**INPUT RECORDS**
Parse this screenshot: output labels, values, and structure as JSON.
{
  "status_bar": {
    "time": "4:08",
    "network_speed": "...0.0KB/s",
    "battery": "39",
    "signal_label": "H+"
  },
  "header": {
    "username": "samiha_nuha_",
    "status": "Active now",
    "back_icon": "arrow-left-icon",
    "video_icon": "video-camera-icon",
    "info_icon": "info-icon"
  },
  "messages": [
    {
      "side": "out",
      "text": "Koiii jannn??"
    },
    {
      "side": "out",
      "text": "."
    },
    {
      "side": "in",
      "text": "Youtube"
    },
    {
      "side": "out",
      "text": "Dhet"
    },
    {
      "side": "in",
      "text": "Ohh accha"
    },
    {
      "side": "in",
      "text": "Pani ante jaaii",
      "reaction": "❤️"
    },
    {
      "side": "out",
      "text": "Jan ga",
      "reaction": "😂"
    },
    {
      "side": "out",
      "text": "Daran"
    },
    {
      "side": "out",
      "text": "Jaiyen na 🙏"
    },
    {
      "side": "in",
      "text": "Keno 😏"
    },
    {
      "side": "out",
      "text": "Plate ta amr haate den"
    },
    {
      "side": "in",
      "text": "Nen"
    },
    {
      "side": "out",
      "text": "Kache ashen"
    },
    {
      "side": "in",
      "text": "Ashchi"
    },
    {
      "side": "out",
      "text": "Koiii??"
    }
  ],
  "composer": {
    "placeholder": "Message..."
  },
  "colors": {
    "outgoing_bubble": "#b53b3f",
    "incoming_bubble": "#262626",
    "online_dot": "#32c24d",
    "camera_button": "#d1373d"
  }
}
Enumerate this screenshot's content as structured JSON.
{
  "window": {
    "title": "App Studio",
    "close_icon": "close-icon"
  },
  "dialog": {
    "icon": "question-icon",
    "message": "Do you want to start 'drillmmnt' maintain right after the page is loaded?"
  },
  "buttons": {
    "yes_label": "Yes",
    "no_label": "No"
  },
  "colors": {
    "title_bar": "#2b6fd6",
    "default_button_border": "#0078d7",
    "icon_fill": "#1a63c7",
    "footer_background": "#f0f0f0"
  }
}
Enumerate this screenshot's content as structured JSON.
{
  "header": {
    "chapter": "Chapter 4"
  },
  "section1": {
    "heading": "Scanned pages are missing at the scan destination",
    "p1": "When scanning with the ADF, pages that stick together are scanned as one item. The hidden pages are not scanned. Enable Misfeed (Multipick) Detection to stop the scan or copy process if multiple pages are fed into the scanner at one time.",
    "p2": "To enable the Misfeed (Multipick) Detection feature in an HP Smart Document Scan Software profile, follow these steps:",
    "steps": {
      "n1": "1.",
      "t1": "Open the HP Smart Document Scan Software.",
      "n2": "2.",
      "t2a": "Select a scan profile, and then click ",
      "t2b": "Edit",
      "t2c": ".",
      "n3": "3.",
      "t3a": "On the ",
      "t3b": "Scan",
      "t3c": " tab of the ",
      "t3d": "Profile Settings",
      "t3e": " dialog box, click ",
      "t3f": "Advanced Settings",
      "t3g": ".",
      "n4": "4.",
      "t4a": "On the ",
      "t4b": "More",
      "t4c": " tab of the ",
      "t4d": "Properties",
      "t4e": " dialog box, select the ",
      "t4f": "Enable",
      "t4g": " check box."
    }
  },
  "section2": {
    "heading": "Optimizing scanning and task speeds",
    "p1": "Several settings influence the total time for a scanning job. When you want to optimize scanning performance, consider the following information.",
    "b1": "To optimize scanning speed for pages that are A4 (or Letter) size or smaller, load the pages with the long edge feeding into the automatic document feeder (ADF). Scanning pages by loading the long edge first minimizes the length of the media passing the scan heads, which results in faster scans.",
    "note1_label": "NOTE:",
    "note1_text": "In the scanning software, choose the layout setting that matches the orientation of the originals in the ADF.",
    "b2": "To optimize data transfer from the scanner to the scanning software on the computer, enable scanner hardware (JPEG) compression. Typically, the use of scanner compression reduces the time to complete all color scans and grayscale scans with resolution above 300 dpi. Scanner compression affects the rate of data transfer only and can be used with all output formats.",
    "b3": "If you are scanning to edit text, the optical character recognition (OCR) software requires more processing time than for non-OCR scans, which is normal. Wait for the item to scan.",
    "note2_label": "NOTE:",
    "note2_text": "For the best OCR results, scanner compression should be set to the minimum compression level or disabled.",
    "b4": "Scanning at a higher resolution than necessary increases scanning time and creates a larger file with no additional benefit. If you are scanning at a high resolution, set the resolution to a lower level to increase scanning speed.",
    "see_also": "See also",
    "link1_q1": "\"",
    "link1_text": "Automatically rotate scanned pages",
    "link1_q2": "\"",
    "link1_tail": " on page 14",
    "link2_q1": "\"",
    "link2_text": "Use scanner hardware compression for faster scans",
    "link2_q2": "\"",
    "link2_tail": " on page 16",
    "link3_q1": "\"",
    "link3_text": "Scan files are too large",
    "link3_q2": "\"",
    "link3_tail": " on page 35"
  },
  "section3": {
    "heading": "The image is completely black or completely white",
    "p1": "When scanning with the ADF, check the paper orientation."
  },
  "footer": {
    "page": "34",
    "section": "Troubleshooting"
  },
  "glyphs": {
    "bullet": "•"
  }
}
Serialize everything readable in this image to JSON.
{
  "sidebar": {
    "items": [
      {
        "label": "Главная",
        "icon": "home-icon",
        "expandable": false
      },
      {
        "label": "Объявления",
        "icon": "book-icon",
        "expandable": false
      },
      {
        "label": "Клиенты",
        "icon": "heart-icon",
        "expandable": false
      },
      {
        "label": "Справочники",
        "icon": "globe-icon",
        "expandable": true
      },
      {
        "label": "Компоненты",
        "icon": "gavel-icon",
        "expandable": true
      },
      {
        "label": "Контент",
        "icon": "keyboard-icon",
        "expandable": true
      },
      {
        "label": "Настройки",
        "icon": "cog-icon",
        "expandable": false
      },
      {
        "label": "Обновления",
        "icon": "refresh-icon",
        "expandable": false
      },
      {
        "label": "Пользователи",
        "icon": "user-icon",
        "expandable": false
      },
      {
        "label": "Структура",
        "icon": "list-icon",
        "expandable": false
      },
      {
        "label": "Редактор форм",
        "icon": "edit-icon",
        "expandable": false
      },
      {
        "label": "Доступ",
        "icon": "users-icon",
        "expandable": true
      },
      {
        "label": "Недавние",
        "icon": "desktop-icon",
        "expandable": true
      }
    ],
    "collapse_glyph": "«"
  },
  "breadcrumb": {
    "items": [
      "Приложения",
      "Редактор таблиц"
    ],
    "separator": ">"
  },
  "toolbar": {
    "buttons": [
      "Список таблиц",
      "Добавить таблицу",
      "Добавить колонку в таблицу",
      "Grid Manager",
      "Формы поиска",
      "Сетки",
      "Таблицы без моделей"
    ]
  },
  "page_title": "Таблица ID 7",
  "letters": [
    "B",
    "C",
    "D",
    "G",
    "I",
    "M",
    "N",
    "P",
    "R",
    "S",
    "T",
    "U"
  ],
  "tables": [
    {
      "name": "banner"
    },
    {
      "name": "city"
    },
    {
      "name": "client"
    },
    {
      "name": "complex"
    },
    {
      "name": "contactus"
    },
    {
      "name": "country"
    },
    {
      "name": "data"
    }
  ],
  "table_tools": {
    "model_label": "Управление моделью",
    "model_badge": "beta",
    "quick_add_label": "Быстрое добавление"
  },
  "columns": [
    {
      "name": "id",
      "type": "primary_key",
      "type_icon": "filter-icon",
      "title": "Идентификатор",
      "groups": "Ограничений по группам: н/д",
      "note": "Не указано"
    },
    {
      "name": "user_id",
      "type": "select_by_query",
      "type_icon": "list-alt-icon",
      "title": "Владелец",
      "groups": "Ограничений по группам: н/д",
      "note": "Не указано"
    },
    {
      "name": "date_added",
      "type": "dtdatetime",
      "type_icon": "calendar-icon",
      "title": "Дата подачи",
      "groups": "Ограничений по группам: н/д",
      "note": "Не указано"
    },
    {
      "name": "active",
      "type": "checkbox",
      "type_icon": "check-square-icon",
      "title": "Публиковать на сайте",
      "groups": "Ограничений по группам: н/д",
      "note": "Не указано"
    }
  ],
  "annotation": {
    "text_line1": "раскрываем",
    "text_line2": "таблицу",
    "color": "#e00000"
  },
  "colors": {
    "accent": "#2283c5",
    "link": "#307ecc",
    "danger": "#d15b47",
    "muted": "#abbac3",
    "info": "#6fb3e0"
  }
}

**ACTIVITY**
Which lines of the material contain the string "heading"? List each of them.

**RESPONSE**
    "heading": "Scanned pages are missing at the scan destination",
    "heading": "Optimizing scanning and task speeds",
    "heading": "The image is completely black or completely white",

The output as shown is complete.